*Work task*
Wherever the string "this" appears in a line of the listing below, report that line.

——

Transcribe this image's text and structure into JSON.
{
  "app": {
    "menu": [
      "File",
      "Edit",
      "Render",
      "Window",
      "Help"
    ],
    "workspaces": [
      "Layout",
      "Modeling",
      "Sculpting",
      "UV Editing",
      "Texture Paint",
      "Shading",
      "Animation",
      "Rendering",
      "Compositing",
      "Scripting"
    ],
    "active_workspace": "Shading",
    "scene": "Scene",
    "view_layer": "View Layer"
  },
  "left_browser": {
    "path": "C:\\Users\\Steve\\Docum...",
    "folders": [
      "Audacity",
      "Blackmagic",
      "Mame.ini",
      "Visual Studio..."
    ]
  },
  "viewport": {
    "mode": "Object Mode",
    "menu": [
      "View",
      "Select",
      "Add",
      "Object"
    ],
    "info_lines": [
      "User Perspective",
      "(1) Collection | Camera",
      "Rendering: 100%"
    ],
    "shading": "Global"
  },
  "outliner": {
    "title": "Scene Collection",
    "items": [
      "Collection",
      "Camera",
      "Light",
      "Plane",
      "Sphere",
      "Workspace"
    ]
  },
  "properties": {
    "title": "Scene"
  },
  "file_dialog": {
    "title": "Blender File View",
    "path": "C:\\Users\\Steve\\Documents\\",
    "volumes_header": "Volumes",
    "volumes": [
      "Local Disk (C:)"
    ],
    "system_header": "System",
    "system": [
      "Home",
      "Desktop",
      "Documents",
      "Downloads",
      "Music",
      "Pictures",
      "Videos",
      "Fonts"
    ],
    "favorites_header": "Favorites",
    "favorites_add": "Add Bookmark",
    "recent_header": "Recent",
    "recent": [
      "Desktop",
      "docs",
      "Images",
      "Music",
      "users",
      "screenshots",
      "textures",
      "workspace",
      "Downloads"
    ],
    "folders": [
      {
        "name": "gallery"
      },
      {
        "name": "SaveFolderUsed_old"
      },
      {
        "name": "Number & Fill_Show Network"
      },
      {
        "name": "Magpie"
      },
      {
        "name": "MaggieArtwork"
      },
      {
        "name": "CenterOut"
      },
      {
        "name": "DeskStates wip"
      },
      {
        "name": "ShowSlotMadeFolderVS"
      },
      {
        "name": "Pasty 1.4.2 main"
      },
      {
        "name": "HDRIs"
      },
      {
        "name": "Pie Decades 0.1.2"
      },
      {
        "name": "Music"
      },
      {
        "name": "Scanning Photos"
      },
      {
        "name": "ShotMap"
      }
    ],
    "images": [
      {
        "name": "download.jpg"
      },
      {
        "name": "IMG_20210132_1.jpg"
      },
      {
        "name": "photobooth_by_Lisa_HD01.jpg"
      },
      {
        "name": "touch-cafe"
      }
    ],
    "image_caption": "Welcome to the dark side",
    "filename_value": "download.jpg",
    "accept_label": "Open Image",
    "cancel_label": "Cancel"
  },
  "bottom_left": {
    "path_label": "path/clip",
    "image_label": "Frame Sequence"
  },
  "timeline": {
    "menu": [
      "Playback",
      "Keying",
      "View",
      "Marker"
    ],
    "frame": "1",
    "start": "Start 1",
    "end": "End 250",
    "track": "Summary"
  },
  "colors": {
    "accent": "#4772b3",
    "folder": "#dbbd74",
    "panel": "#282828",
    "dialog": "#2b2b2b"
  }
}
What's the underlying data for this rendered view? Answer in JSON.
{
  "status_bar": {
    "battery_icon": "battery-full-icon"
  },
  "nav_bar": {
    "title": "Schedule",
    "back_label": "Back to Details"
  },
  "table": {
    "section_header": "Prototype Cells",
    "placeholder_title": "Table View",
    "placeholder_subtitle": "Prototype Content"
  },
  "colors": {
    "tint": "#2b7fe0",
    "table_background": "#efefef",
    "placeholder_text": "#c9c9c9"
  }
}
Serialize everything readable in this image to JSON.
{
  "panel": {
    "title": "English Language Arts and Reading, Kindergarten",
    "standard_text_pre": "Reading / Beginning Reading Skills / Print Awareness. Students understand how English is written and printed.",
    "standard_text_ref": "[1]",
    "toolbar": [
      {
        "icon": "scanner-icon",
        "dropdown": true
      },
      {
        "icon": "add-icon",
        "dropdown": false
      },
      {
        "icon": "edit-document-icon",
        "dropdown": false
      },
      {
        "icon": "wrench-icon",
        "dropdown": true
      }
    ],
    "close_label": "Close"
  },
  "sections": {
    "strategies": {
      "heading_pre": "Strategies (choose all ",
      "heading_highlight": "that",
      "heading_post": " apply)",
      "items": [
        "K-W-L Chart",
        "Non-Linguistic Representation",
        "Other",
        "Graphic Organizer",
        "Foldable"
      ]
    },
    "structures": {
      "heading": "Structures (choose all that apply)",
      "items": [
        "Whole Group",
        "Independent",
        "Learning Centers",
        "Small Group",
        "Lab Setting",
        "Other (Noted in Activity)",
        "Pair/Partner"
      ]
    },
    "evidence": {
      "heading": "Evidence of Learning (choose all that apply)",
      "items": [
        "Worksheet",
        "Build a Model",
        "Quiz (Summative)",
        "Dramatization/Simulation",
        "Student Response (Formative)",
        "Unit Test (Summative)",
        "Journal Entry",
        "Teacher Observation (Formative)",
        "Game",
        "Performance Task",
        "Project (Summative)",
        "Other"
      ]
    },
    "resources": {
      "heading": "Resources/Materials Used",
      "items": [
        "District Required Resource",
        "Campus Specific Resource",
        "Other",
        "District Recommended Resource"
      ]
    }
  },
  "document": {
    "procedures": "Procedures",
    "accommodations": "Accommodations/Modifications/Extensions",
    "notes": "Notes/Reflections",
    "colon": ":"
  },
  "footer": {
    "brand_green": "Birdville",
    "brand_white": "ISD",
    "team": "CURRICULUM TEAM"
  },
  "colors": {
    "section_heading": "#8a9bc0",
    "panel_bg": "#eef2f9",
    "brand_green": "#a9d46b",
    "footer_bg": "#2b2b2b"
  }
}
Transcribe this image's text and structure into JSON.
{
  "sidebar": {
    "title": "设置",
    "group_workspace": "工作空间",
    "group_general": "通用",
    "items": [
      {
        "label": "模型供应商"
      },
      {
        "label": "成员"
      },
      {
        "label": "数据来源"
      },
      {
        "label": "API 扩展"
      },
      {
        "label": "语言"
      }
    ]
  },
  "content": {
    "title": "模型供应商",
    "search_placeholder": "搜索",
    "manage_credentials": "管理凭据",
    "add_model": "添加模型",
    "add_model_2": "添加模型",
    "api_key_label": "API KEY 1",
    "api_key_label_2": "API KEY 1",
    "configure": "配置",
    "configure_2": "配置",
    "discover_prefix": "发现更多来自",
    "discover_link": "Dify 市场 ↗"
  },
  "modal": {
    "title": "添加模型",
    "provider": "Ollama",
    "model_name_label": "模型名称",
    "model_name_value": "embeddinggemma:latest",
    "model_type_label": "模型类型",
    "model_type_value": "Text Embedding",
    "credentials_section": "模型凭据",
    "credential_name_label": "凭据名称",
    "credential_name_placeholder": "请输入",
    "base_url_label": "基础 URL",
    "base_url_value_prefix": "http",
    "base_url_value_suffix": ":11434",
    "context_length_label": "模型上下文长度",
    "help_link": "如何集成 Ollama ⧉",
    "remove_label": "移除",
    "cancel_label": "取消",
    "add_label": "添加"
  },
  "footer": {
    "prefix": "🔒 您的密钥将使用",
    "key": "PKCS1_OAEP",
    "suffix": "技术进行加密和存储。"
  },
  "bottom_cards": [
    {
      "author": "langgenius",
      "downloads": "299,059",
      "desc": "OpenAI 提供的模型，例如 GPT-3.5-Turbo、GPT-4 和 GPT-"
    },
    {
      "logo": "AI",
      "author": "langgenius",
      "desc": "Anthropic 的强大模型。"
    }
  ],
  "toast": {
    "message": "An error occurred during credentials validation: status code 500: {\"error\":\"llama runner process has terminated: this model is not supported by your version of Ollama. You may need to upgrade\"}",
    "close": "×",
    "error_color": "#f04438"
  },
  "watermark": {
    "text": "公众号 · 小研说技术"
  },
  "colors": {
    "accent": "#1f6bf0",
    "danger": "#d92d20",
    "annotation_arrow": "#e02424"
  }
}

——

*Worked solution*
Transcribe this image's text and structure into JSON.
What's the underlying data for this rendered view? Answer in JSON.
Serialize everything readable in this image to JSON.
Transcribe this image's text and structure into JSON.
    "message": "An error occurred during credentials validation: status code 500: {\"error\":\"llama runner process has terminated: this model is not supported by your version of Ollama. You may need to upgrade\"}",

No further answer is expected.